Your goal ▸ Wherever the string "Arrivée" appears in the entries below, return the line that holds it.

Component data from apps and pages ▸
● ● ● ● ● ● ●
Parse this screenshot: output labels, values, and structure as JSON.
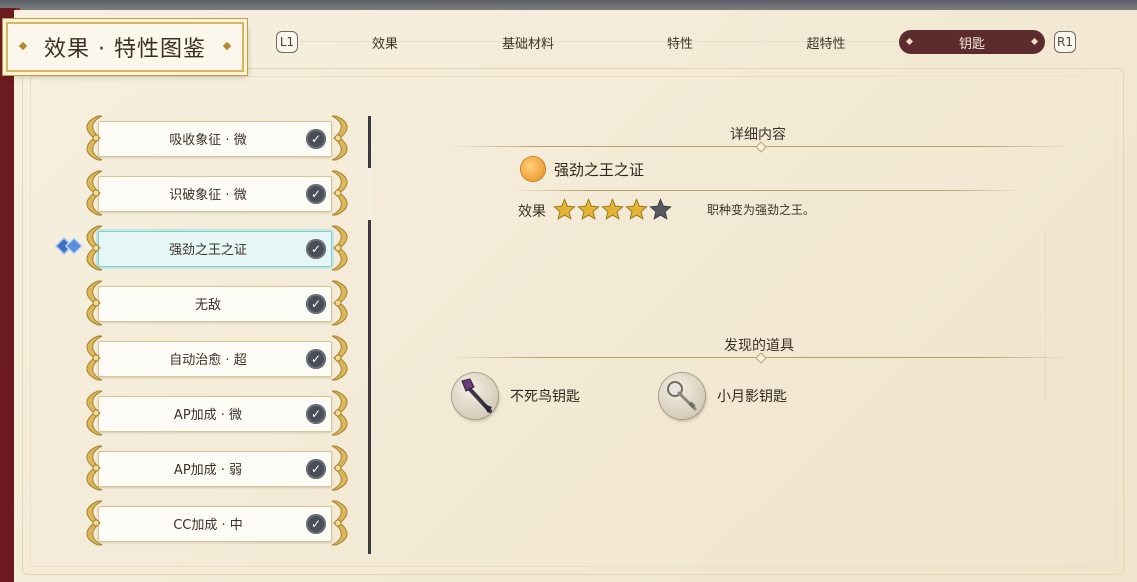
{
  "header": {
    "title": "效果 · 特性图鉴"
  },
  "tabs": {
    "left_button": "L1",
    "right_button": "R1",
    "items": [
      {
        "label": "效果"
      },
      {
        "label": "基础材料"
      },
      {
        "label": "特性"
      },
      {
        "label": "超特性"
      },
      {
        "label": "钥匙"
      }
    ],
    "active_index": 4
  },
  "effect_list": {
    "selected_index": 2,
    "items": [
      {
        "label": "吸收象征 · 微"
      },
      {
        "label": "识破象征 · 微"
      },
      {
        "label": "强劲之王之证"
      },
      {
        "label": "无敌"
      },
      {
        "label": "自动治愈 · 超"
      },
      {
        "label": "AP加成 · 微"
      },
      {
        "label": "AP加成 · 弱"
      },
      {
        "label": "CC加成 · 中"
      }
    ]
  },
  "detail": {
    "heading": "详细内容",
    "name": "强劲之王之证",
    "effect_label": "效果",
    "rating": 4,
    "rating_max": 5,
    "description": "职种变为强劲之王。",
    "found_heading": "发现的道具",
    "items": [
      {
        "name": "不死鸟钥匙",
        "icon": "phoenix-key-icon"
      },
      {
        "name": "小月影钥匙",
        "icon": "moonshadow-key-icon"
      }
    ]
  },
  "colors": {
    "active_tab": "#5c2b2e",
    "selected_item": "#e6f6f5",
    "star_gold": "#e2b437",
    "star_empty": "#55585e",
    "check": "#4a4f57",
    "cursor": "#4a7fd0"
  }
}
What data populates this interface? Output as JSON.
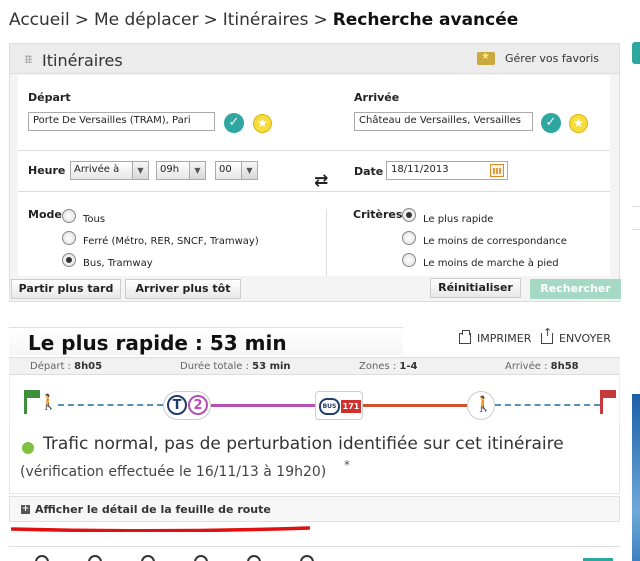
{
  "breadcrumb": {
    "items": [
      "Accueil",
      "Me déplacer",
      "Itinéraires"
    ],
    "separator": ">",
    "current": "Recherche avancée"
  },
  "panel": {
    "title": "Itinéraires",
    "favorites_label": "Gérer vos favoris",
    "depart_label": "Départ",
    "depart_value": "Porte De Versailles (TRAM), Pari",
    "arrivee_label": "Arrivée",
    "arrivee_value": "Château de Versailles, Versailles",
    "heure_label": "Heure",
    "heure_mode": "Arrivée à",
    "heure_hours": "09h",
    "heure_minutes": "00",
    "date_label": "Date",
    "date_value": "18/11/2013",
    "mode_label": "Mode",
    "mode_options": [
      {
        "label": "Tous",
        "selected": false
      },
      {
        "label": "Ferré (Métro, RER, SNCF, Tramway)",
        "selected": false
      },
      {
        "label": "Bus, Tramway",
        "selected": true
      }
    ],
    "criteres_label": "Critères",
    "criteres_options": [
      {
        "label": "Le plus rapide",
        "selected": true
      },
      {
        "label": "Le moins de correspondance",
        "selected": false
      },
      {
        "label": "Le moins de marche à pied",
        "selected": false
      }
    ],
    "buttons": {
      "later": "Partir plus tard",
      "earlier": "Arriver plus tôt",
      "reset": "Réinitialiser",
      "search": "Rechercher"
    }
  },
  "result": {
    "title": "Le plus rapide : 53 min",
    "print": "IMPRIMER",
    "send": "ENVOYER",
    "depart_label": "Départ :",
    "depart_time": "8h05",
    "duration_label": "Durée totale :",
    "duration": "53 min",
    "zones_label": "Zones :",
    "zones": "1-4",
    "arrival_label": "Arrivée :",
    "arrival_time": "8h58",
    "line_tram": "T",
    "line_tram_num": "2",
    "line_bus": "BUS",
    "line_bus_num": "171",
    "trafic": "Trafic normal, pas de perturbation identifiée sur cet itinéraire",
    "verification": "(vérification effectuée le 16/11/13 à 19h20)",
    "asterisk": "*",
    "detail_label": "Afficher le détail de la feuille de route"
  },
  "colors": {
    "accent_teal": "#2da7a0",
    "tram_purple": "#b74fb4",
    "bus_red": "#d0532f",
    "walk_blue": "#5a8fb4",
    "status_green": "#7fc241",
    "annotation_red": "#e01010"
  },
  "icons": {
    "favorites": "folder-star-icon",
    "confirm": "check-icon",
    "favorite": "star-icon",
    "swap": "swap-arrows-icon",
    "calendar": "calendar-icon",
    "print": "printer-icon",
    "send": "share-icon",
    "walk": "walking-person-icon",
    "start": "green-flag-icon",
    "end": "red-flag-icon",
    "expand": "plus-icon"
  }
}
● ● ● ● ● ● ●
Response box ▸
    "arrivee_label": "Arrivée",
    "heure_mode": "Arrivée à",
    "arrival_label": "Arrivée :",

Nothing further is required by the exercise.